Trojan War: Beginning III
Some of you may have even seen Troy, the movie with Brad Pitt playing a very sensitive Achilles and Orlando Bloom as a painfully wus Paris. The movie was good, despite the fact that it's really loosely based on the Trojan War, but seeing Helen was a big downer. I mean, she was hot (and that was great given my feelings about most artistic representations of the heroine), but what's awesome about Helen is that no one ever can really know her. She is profoundly multi-dimensional and beyond any one telling.
I'm here to tell you the story how those infamous thousand ships got launched, but, since you can go ahead and read Homer’s Iliad to see the version focusing on such heroes as Achilles and Hector, I will begin with the woman who got the blame, and I will begin at the beginning.
Leda was the very beautiful Queen of Sparta and married to King Tyndareus by loved by the King of the gods, Zeus himself. Only, this wasn't any old' seduction, as you may remember, Zeus was quite creative, and in this case, he took the shape of a swan. Less than a year later, Leda laid two eggs. The first contained Helen and Polydeuces and the second held Helen’s younger siblings: Clytemnestra and Castor. Helen and Polydeuces were Zeus' children, while the second egg belonged to Tyndareus. Anyway, Helen grew up in Sparta getting more and more beautiful until just after she hit puberty and really began to follow in her mother's footsteps by getting abducted.

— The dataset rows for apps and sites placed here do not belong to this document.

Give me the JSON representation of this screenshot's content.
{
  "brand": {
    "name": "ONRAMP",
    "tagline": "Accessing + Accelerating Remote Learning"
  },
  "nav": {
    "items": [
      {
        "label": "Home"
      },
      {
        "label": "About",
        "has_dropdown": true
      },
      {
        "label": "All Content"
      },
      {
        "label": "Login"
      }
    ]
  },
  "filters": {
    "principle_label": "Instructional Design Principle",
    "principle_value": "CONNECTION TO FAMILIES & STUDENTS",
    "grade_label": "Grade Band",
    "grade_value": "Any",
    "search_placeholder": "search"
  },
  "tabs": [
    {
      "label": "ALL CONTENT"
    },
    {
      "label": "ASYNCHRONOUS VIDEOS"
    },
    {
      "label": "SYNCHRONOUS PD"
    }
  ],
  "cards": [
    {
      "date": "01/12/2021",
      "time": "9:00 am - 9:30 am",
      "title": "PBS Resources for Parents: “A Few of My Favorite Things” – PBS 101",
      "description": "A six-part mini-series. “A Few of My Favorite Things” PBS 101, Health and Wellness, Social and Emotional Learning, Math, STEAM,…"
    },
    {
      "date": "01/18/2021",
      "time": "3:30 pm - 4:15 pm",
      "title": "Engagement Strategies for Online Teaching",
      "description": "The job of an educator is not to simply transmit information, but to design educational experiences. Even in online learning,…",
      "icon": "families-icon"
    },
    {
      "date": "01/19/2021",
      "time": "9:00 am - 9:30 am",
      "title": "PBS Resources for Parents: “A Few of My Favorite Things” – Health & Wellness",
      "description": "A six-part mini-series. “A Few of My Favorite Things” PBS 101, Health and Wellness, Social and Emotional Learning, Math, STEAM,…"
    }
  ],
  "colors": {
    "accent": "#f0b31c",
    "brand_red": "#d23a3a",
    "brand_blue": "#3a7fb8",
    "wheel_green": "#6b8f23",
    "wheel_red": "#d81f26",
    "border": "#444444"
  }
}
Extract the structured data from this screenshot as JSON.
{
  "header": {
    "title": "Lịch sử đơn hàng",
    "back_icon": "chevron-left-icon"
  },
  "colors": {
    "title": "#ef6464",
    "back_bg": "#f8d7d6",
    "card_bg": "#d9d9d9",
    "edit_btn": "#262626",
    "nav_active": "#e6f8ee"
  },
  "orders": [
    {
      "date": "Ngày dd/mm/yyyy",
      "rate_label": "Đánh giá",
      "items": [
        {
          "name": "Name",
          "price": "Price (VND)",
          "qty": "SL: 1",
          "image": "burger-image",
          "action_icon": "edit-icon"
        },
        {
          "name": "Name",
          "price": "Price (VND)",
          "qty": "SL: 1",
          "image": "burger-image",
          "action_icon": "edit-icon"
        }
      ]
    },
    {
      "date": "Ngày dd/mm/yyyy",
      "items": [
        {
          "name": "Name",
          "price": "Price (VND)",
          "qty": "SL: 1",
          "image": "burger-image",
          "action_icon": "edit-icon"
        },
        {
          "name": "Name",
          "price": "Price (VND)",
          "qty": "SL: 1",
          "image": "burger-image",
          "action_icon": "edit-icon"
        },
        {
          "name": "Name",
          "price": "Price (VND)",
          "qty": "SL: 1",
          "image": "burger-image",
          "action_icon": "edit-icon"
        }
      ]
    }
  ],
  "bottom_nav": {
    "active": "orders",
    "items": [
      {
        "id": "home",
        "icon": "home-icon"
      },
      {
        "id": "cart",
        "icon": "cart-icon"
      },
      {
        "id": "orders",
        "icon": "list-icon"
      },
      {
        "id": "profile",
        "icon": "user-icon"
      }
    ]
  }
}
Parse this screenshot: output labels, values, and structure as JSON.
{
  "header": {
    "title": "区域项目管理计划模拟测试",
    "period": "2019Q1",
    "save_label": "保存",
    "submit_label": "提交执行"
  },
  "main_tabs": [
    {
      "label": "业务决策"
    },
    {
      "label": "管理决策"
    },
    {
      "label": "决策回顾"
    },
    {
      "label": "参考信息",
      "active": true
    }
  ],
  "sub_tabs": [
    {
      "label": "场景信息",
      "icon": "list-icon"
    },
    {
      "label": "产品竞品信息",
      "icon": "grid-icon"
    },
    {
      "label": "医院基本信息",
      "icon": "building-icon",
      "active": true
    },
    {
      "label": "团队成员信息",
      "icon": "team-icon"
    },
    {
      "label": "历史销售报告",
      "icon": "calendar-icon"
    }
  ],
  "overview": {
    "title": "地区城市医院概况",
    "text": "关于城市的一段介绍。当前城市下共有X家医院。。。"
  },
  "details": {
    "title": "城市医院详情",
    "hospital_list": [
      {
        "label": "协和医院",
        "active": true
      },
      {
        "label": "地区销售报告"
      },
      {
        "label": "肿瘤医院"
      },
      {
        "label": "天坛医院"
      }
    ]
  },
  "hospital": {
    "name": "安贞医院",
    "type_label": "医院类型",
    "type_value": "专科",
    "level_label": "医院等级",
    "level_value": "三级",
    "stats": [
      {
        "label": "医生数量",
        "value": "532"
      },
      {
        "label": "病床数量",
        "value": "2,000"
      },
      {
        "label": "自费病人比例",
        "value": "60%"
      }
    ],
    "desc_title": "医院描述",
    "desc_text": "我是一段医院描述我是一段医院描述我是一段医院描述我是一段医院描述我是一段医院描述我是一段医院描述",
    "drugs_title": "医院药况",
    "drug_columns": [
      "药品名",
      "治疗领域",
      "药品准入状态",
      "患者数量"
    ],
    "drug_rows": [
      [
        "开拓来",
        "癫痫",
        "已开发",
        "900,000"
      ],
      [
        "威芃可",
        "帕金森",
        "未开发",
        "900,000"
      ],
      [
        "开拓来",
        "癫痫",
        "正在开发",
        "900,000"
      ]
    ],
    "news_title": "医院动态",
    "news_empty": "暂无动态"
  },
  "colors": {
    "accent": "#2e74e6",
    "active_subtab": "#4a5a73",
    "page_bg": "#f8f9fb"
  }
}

The abductor was the equally famous Theseus, King of Athens. He took her to Aphidna and they did their thing for a good while. At any rate, his goal of banging a daughter of Zeus now accomplished, the king moved on. But Helen was still a hot commodity, and her family - especially her brothers who were heroes in their own right - wanted her back. Castor and Polydeuces (the Dioscuri) attacked Athens and got Helen back and even took some girl slaves of their own while they were there. Back home, Clytemnestra was already married (first to Tantalus and then to Agamemnon who we will see later) but Helen, well, now that she was home her unmarried status became an immediate problem.
As Mr. Robert Bell says, "Every red-blooded male in Greece who had heard of the gorgeous Helen dreamed of possessing her." The rule of Sparta was matrilineal and thus she was such a hot ticket because she also brought with her in marriage one of the most successful cities on the continent and a great powerful military force in Greece: the Spartan Army. Fortunately for Tyndareus, when Odysseus came (and ended up walking out with Penelope, Helen's cousin), he made a suggestion that suitors be required to swear an oath:
Whoever Tyndareus chose to be Helen's husband must be respected by the rest, and more than that, ready to defend that relationship against anyone who would try to steal her away.
As it turns out, Tyndareus randomly chose Menelaus. He was kind of like a noble, plain-looking, rich brat (since most of his power and money came from his powerful brother Agamemnon -the one that married Clytemnestra?). Yeah, well, anyway, when his granddad died he went for rituals and met Paris (his boytoy) and took him home and then LEFT him there while he took a trip to Crete. WTF!? Well, I assume he felt safe given the oath of the suitors. Well, Paris had the goddess Aphrodite herself.
Young, dashing, arrogant Paris seal the deal and off they went in his ship back to Thebes. Helen was NOT kidnapped! She willingly went with Paris. If she was kidnapped Paris would in millions of pieces by the Spartan people. Addition, Spartan women can protect them and can fight as well as the men.
Aphrodite had cursed both daughters of Tyndareus to be unfaithful and hey look; she was already sleeping with slaves! Even if she was in love, there was a whole lot of sorrow in her life and her relationships hurt a lot of people, not least of all Helen.